Published June 15, 2016
Ali was a hero for his life beyond the boxing ring
By Bill Vogrin
It was one of the highlights of my career and life to twice meet a true hero and inspiration: Muhammad Ali.
My first interview with Ali was on June 6, 1987, when he was visiting the governor of Kansas. I was a Statehouse reporter for The Associated Press and I managed to spend about 30 minutes talking privately with Ali before he met the governor.
Ali was in the news at the time because he had just returned from Mexico where he had taken experimental treatments for his Parkinson’s syndrome.
I was awestruck, not by his boxing accomplishments or his massive celebrity, but because of his achievements as a human being.
Ali is a hero of mine. His courage was incredible. I remember watching the abuse he took for changing his name, his religion and daring to refuse to fight in Vietnam as a conscientious objector.
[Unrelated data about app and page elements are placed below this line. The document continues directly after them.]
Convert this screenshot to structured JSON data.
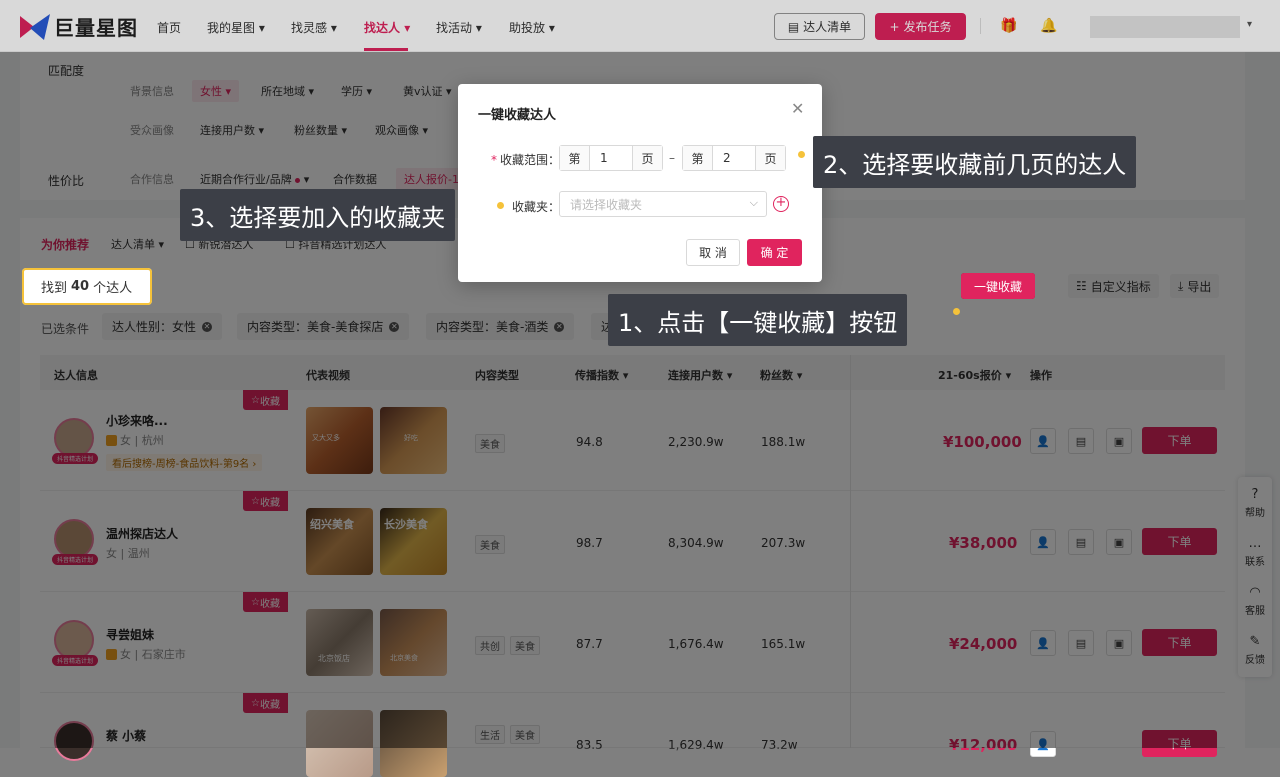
{
  "nav": {
    "logo": "巨量星图",
    "items": [
      "首页",
      "我的星图",
      "找灵感",
      "找达人",
      "找活动",
      "助投放"
    ],
    "list_btn": "达人清单",
    "publish_btn": "发布任务"
  },
  "filters": {
    "match_label": "匹配度",
    "value_label": "性价比",
    "row1": [
      "背景信息",
      "女性",
      "所在地域",
      "学历",
      "黄v认证"
    ],
    "row2": [
      "受众画像",
      "连接用户数",
      "粉丝数量",
      "观众画像"
    ],
    "row3": [
      "合作信息",
      "近期合作行业/品牌",
      "合作数据",
      "达人报价-1"
    ]
  },
  "list": {
    "recommend": "为你推荐",
    "list_dropdown": "达人清单",
    "check1": "新锐潜达人",
    "check2": "抖音精选计划达人",
    "found_prefix": "找到",
    "found_count": "40",
    "found_suffix": "个达人",
    "collect_all": "一键收藏",
    "custom_metrics": "自定义指标",
    "export": "导出",
    "chips_label": "已选条件",
    "chips": [
      "达人性别：女性",
      "内容类型：美食-美食探店",
      "内容类型：美食-酒类",
      "达"
    ]
  },
  "table": {
    "headers": [
      "达人信息",
      "代表视频",
      "内容类型",
      "传播指数",
      "连接用户数",
      "粉丝数",
      "21-60s报价",
      "操作"
    ],
    "collect_tag": "收藏",
    "order_btn": "下单",
    "avatar_tag": "抖音精选计划",
    "rows": [
      {
        "name": "小珍来咯...",
        "sub": "女 | 杭州",
        "rank": "看后搜榜-周榜-食品饮料-第9名 ›",
        "types": [
          "美食"
        ],
        "index": "94.8",
        "users": "2,230.9w",
        "fans": "188.1w",
        "price": "¥100,000",
        "v1": "又大又多",
        "v2": "好吃"
      },
      {
        "name": "温州探店达人",
        "sub": "女 | 温州",
        "rank": "",
        "types": [
          "美食"
        ],
        "index": "98.7",
        "users": "8,304.9w",
        "fans": "207.3w",
        "price": "¥38,000",
        "v1": "绍兴美食",
        "v2": "长沙美食"
      },
      {
        "name": "寻尝姐妹",
        "sub": "女 | 石家庄市",
        "rank": "",
        "types": [
          "共创",
          "美食"
        ],
        "index": "87.7",
        "users": "1,676.4w",
        "fans": "165.1w",
        "price": "¥24,000",
        "v1": "北京饭店",
        "v2": "北京美食"
      },
      {
        "name": "蔡 小蔡",
        "sub": "",
        "rank": "",
        "types": [
          "生活",
          "美食"
        ],
        "index": "83.5",
        "users": "1,629.4w",
        "fans": "73.2w",
        "price": "¥12,000",
        "v1": "",
        "v2": ""
      }
    ]
  },
  "side": [
    "帮助",
    "联系",
    "客服",
    "反馈"
  ],
  "dialog": {
    "title": "一键收藏达人",
    "range_label": "收藏范围",
    "page_pre": "第",
    "page_suf": "页",
    "from": "1",
    "to": "2",
    "folder_label": "收藏夹",
    "folder_placeholder": "请选择收藏夹",
    "cancel": "取 消",
    "ok": "确 定"
  },
  "callouts": {
    "c1": "1、点击【一键收藏】按钮",
    "c2": "2、选择要收藏前几页的达人",
    "c3": "3、选择要加入的收藏夹"
  },
  "colors": {
    "brand": "#e0245e",
    "highlight": "#f5c23a",
    "callout_bg": "#3c3f47"
  }
}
He risked his career, sacrificed millions in earnings and jeopardized his very life by taking supremely unpopular positions and standing by them.
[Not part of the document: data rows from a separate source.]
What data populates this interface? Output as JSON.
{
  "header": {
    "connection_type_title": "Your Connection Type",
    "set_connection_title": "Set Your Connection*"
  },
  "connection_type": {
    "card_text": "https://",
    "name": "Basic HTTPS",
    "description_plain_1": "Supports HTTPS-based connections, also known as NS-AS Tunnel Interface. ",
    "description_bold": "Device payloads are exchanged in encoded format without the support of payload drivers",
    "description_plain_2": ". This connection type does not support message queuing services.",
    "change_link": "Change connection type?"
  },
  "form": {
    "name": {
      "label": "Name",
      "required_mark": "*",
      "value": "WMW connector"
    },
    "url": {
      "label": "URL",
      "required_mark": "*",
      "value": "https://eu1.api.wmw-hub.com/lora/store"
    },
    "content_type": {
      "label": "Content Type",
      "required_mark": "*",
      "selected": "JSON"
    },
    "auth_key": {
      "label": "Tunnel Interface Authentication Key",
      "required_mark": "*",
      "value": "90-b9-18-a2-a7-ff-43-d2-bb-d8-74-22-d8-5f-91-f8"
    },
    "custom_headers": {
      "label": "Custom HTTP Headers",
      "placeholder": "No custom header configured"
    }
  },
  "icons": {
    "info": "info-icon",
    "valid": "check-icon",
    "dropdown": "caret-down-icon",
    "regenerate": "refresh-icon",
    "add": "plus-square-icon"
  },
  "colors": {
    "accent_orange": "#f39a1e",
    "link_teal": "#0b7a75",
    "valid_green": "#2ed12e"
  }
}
In 1986, I found him humble, authentic and sincere.
“Once, I was the greatest champion in the world,” he whispered to me that day. “Now, I’m just a broken-down old bum.”
He brought tears to my eyes because the pain was so obvious in his eyes.
He drooled constantly from the effects of medication and his voice was barely audible. He leaned in close to me to talk. Instead of signing autographs, he handed out printed cards with verses of scripture and his autograph.
Despite his obvious pain, he still flashed his famous smile when the cameras arrived. When the governor came in, Ali really lit up. He even turned to me and threw a combination of punches at me. I jumped and he laughed.
I also remember his hands. When I shook his, it was like a child shaking an adult’s hand. His hands were the size of catcher’s mitts. And still powerful.
The next time I saw him was in August 1989. I was a roving correspondent for the AP by then, reporting to the Chicago bureau. I heard Ali was in Macomb, Ill., helping his 19-year-old twin daughters move into a dorm at Western Illinois University.
It was quite a scene by the time I got there in early afternoon. Macomb is a county seat with a courthouse and classic small town square in the middle of its business district.
I arrived to find a huge crowd in this otherwise quiet town of about 20,000. Despite stifling heat, there were people in a line that wrapped around the square.
At the front of the line was Ali, standing on a corner in his short-sleeved, white dress shirt. He was patiently greeting people, one-by-one, handing out his signature cards and scripture verses from the Koran.
Paul Astrouski, owner of Journey Comics for 30 years in Macomb, recalled the visit recently for WesternCourier.com.
“It was like nothing I’ve ever seen on the square,” Astrouski said. “His daughters worked at the cake shop on the corner . . . he was in there and took a stroll around the square and kids started seeing him and the word spread. He was out there almost all afternoon.”
Astrouski, who moved to town in 1965, described Ali’s visit as “easily” the most excited he’s ever seen Macomb.
“It wasn’t so much what they were saying, but that they were so excited,” Astrouski said. “They were so excited to see Muhammad Ali. It was something they never expected to see in Macomb, and they loved it.”
They loved him, I think, because they saw in him some of the same traits I saw.
Sure, he was a flawed man, like all of us. But I consider him the transformative person of my lifetime.
So many people achieve fame for no good reason and do no good with it.
Ali gained notoriety as a gifted athlete with a magnetic personality. People loved or hated his brash and boastful nature. Most admired his eloquence and there was no denying his powerful charm. Sure he was a relentless self-promoter, who leveraged all his wits to sell boxing tickets and himself.
But he also used his gifts to fight for civil rights, equality, respect and religious freedom. And to the very end of his life he preached love.
I remember leaving our interview in 1986 sad because Ali was clearly suffering and struggling.
Seeing him standing in the hot sun in Macomb only reinforced my opinion of his true character, of the strength of his conviction to be a force for good, to lift up others and to love his fellow man.
And I’ve admired his willingness to persevere through his illness, to stand before the world in 1996 in Atlanta at the opening of the Olympic Games, his arms shaking as he held the torch.
Would I want the world to see me unable to control my limbs? Especially if I’d been so outspoken in my youth about my pretty appearance and greatness? Could I set aside my ego to be an example of strength and courage to others who are suffering and inspire them to fight on?
Rest in peace, Muhammad.